THE Chancellor of the diocese of Leicester, Mark Blackett-Ord, granted a confirmatory faculty for the covering of the north-aisle roof of All Saints’, Pickwell, with Sarnafil, a non-metallic roofing membrane, which had already been carried out without faculty consent.
He ordered, however, that the member of the PCC who had been “the driving force” behind the decision to go ahead with the Sarnafil option without faculty approval should pay the costs of the proceedings personally, without taking a contribution or indemnity from the PCC or any other church funds.
All Saints’ is a 13th- or 14th-century Grade I listed rural church in the Decorated style. Most of its roof, and in particular the roof of the north aisle, was lead-covered. In September 2016, part of the lead on the north aisle was stolen. Emergency steps were taken to keep the church dry, and immediate consideration was given to the question of the roof repair.
At the time, the church had been in an interregnum for two or three years; so there was no incumbent. There were, however, two churchwardens, supported by an active PCC. The insurance claims were £7500 in respect of the theft from the roof, and £7500 for the consequential damage to the organ. Both those sums were paid fairly promptly to the PCC.
In March 2017, the secretary to the diocesan advisory committee (DAC) received an email on behalf of the PCC, which stated that reroofing in lead would cost £12,840 plus architect’s fees, whereas reroofing in “composite material” would cost £7760 plus architect’s fees. The PCC asked whether it was obligatory to use lead for roof replacement. The DAC replied in less than two hours, stating that the “normal approach from Historic England” was that “ideally, lead should be replaced with lead.”
The DAC further stated that it was “reluctant to recommend to the Chancellor an alternative material . . . which Historic England would not support”, because the Chancellor might well take the view that a faculty should not be granted.
In June 2017, Historic England published the document Metal Theft from Historic Buildings. The document reflected Historic England’s discouragement of synthetic materials because they “did not replicate the appearance of lead, and, because they are visually inappropriate, they are highly likely to harm the significance of historic buildings”. Also, their “technical performance and longevity in the demanding environment of a roof on a historic building [have] not been proven”.
By July, after a further exchange of emails, the PCC was told by the Archdeacon of Leicester that the work could not be undertaken without a faculty, and that a faculty could be sought in the Consistory Court. The PCC knew that the only case in which a faculty application for the use of Sarnafil had succeeded within the diocese was for All Saints’, Loughborough.
On 18 August 2017, Martin Watts, of the PCC, wrote to the Archdeacon and the Area Dean. The letter was copied to two bishops, the Lord Lieutenant, and numerous others. It stated that they had done the work anyway, and that it was “very successfully completed yesterday”.
The Chancellor said that, if he refused the confirmatory faculty, the logical order would be for the Sarnafil to be removed and replaced with a more suitable material.
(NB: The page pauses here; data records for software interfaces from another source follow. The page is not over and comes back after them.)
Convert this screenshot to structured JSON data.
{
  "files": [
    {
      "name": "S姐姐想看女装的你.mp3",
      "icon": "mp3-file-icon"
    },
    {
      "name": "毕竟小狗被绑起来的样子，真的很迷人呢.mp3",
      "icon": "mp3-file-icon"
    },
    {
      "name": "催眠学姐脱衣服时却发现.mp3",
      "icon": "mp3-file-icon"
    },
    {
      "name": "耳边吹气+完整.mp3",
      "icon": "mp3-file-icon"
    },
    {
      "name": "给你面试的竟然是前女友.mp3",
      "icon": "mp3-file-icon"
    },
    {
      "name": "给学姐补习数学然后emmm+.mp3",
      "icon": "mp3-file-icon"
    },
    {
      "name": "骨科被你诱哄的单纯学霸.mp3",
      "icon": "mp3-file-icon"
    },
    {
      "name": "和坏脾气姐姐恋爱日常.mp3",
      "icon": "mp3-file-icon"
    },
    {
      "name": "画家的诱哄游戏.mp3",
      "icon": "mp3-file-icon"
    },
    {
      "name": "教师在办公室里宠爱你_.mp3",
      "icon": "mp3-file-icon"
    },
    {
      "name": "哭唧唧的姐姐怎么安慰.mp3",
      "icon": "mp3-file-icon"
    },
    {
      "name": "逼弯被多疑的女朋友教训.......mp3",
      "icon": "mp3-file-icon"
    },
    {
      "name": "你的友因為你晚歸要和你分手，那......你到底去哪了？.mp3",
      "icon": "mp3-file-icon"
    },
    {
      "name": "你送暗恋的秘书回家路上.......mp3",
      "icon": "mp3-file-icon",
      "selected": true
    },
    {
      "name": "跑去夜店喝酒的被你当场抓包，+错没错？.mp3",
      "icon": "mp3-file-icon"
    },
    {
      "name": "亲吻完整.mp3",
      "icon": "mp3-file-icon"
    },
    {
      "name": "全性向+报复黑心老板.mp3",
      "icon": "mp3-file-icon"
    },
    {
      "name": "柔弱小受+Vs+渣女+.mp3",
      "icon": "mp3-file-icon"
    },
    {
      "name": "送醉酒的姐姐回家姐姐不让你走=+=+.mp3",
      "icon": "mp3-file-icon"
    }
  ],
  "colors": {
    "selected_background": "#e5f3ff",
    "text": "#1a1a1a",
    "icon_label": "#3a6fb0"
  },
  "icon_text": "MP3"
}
He was not going to do that, the Chancellor said, because it would be a waste of materials and money, and the Sarnafil covering would be adequate for at least a number of years.
The Chancellor concluded that the roof should remain for the rest of its natural life, but should be inspected and maintained with the greatest care during that period, to avoid the possibility (or ultimately likelihood) that it would start leaking and that damage to the church would ensue.
It was also directed that, when the roof needed to be replaced, its replacement material should be decided by the Chancellor or his successor, and there should be no presumption that because Sarnafil was already there, then Sarnafil should be used in the future.
The Chancellor continued that if the churchwardens and PCC had “heeded the sensible advice” given to them by the DAC in March 2017, they might have adopted a proposal that was non-contentious, such as the use of zinc or sound-insulated terne-coated stainless steel. Emergency faculties were regularly granted when lead roofs had been stolen.
The usual order for costs would almost certainly have been that costs should be borne by the church’s own funds. But Mr Watts was the driving force behind the decision to go ahead with the Sarnafil option without faculty approval. The Chancellor had not been able to decide whether Sarnafil would normally be an acceptable option, but had been able to decide only what should be done in the circumstances created by Mr Watts’s behaviour.
It was, therefore, ordered that Mr Watts should pay the costs of the proceedings personally. He was not to take a contribution or indemnity from the PCC or any other church funds. If he was right in his contention that he was supported thoroughly by the PCC, the Chancellor said, then the individual members of the PCC were at liberty to make their own voluntary contributions towards Mr Watts’s debt.